by Asa Wahlquist, Environment Subcommittee Convenor, for Bulletin 8 of 2020 (October 2020)

The proposed new Sydney Fish Market building has been the main focus of the Environment Subcommittee for the past year. I have worked closely with Lesley Lynch, the Bays and Foreshores convener, on this issue. Activities have included attending stakeholder meetings about the proposed plan and lobbying politicians. Brian Fuller, who was president over the critical period, was very supportive. We met with local State Member of Parliament, Jamie Parker, and with Federal Member, Tanya Plibersek.

I have largely worked alone on environment matters, but after the interest expressed by several members, we formed a Fish Market working group.

We realised there was a great need to inform people of the problems that would arise from the proposed building and decided to put together an informational flyer, along with a form letter objecting to the proposal.

The Glebe Society paid to have the flyer distributed.

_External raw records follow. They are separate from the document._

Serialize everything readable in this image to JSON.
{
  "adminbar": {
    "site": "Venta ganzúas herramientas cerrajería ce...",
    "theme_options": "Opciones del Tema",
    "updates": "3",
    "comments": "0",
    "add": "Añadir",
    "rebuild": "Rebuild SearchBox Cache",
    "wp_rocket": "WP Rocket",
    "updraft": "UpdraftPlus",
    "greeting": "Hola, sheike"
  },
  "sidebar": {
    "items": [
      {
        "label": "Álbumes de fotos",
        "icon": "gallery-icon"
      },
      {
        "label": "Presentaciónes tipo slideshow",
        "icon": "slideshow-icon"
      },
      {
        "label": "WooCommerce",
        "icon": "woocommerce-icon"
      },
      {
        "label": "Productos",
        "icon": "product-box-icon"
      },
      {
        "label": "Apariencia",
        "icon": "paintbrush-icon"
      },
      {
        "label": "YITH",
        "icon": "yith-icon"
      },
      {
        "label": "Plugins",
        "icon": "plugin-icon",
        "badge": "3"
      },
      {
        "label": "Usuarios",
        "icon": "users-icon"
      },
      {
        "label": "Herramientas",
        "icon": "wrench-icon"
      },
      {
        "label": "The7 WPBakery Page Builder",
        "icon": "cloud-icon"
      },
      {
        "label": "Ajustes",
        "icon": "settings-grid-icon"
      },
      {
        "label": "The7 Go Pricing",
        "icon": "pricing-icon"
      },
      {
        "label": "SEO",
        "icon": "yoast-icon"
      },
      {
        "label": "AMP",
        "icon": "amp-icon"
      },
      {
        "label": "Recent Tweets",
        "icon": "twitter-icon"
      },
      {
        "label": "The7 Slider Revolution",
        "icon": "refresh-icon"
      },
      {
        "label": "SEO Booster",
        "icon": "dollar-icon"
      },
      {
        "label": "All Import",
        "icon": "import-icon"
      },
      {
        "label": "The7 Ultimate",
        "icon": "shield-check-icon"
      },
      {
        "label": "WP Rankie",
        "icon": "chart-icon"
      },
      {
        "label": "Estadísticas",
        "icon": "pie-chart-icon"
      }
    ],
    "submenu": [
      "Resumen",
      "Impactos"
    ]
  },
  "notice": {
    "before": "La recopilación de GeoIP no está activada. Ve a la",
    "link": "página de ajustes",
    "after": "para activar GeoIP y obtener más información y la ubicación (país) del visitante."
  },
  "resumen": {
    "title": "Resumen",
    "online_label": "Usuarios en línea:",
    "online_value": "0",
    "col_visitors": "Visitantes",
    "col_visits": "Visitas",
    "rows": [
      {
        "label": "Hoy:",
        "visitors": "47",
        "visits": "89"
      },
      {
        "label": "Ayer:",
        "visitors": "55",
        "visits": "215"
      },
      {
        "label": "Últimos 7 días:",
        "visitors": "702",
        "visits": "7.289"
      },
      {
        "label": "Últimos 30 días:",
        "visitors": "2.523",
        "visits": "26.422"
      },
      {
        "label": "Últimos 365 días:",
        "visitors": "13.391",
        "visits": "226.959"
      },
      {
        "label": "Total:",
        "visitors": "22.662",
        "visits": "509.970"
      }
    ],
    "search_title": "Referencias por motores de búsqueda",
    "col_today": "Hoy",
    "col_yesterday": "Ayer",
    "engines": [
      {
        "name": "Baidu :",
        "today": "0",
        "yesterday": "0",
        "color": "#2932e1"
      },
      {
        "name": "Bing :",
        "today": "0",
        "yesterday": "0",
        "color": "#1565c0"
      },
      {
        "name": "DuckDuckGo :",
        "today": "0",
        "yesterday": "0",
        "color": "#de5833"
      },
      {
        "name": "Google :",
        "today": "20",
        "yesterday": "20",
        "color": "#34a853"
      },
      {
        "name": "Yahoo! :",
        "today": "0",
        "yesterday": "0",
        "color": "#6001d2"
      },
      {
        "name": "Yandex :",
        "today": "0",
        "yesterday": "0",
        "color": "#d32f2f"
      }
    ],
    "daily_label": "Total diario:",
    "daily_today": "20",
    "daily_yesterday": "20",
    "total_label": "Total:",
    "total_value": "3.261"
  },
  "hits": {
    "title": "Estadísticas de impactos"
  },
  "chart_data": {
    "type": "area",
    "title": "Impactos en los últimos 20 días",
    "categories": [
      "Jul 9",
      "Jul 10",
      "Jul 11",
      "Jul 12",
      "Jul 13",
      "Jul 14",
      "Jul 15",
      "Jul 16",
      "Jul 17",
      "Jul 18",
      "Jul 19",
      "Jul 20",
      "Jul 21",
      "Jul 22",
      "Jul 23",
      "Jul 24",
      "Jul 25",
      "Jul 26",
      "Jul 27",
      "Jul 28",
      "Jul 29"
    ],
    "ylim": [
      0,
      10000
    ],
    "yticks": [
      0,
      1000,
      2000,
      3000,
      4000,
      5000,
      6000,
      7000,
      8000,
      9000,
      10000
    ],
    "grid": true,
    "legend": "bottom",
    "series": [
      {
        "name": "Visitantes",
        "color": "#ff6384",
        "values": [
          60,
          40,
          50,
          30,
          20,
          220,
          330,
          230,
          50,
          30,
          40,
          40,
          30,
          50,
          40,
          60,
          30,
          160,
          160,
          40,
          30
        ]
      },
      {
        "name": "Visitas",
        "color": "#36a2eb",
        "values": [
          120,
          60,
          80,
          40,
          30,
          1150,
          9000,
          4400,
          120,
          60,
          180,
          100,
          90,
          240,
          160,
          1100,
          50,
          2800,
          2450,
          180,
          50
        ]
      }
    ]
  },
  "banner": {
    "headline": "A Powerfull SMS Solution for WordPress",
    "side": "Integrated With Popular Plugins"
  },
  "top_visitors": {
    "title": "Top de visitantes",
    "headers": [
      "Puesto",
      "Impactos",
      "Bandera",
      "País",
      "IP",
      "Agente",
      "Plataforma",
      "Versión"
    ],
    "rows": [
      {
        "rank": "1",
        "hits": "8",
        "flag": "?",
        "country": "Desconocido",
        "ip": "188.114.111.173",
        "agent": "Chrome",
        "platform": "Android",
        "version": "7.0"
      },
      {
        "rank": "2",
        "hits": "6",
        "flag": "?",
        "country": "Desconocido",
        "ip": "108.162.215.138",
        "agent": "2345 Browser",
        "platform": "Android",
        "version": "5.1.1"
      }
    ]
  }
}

The real work was responding to the Development Application, a hefty document with a dozen appendices where the real details were revealed.

The Glebe Society understands the need to redevelop the current Fish Market, which is run down, but our preferred option was, and still is, to redevelop on the current site.

Our objections to the $750 million construction of a new Sydney Fish Market are:

  • NSW taxpayer funds are being expended on a commercial venture instead of on essential infrastructure
  • The impact on local traffic and parking
  • The inadequacy of the proposed promenade
  • The profound risk posed by the chemicals, including heavy metals, in the sediment below the proposed site
  • The lack of a Master Plan for the Bays Precinct to ensure integrated and strategic planning. Consequently an ad hoc approach is continuing without consideration for the implications of other developments
  • The development is against the spirit of the pre-existing zoning controls of the Bays Precinct which did not support the Shopping Centre type food precinct, with food halls and restaurants, in the proposed Sydney Fish Market
  • Closing off the Wentworth Park view corridor to Blackwattle Bay
Sydney Fish Market (, October 2020)

From an environmental perspective the biggest concern was the risk of chemical contamination.  The marine life in Blackwattle Bay is recovering from centuries of pollution. Twenty-six fish species and over 50 other organisms, including oysters, shrimp, limpets, sponges and algae have been identified in the Bay. The Glebe Society fears disturbing the sediment to build the Fish Market, particularly its under-water level carpark, would threaten this biodiversity.

The DA identified a terrifying host of chemical contaminants in the sediment, including PAH (polycyclic aromatic hydrocarbons) and TRH (total petroleum hydrocarbons), that were reported to exceed both low and high trigger value that are set to protect ecological communities. The heavy metals that exceed the high trigger values include mercury, lead, zinc, copper and nickel, while arsenic was also found. The past practice in managing these chemicals has been to leave them undisturbed in the sediment.: Indeed, a number of proposed developments in Blackwattle and Rozelle Bays have been rejected for that reason. Our continuing concern is that the toxic sediments could be stirred up, escape the barriers and affect the marine life of the Bay.

183 submissions were made to the DA for the proposed Fish Market. The vast majority of the 150 submissions from the general public opposed the DA, including 15 on the forms we distributed, with many of the submissions from locals raising points that were on our flyer. Only five from the general public completely endorsed it.

The State Government will need to raise $750 million to pay for this new Fish Market. That money will be raised through developments on the current site. The ‘Revitalising Blackwattle Bay’ proposes building several 45-storey towers on the current Fish Market site: for reference the pylons of the Anzac Bridge are 120 metres, while a 45-storey building is 156 metres high, tall enough to cast early morning shadows over Glebe. The Glebe Society made a submission objecting to the proposal.

A Blackwattle Bay Reference Group meeting in May was informed this area was seen as an extension of the CBD. Does this mean Glebe is next?

It should be noted that the expansion of the Sydney Fish Market is largely based on the assumption of increased visits from Chinese tourists. The Revitalising Blackwattle Bay buildings are intended to provide between 1,045 and 1,700 homes, and workplaces for between 4,000 and 7,000 workers. The COVID-19 pandemic seriously challenges these assumptions: Chinese tourism has ceased and CBD offices and apartments are experiencing an unprecedented number of vacancies as people work from home and move further afield.  If current work practices continue and the tensions between Australia and China grow, Blackwattle Bay risks becoming the site of several State Government owned white elephants.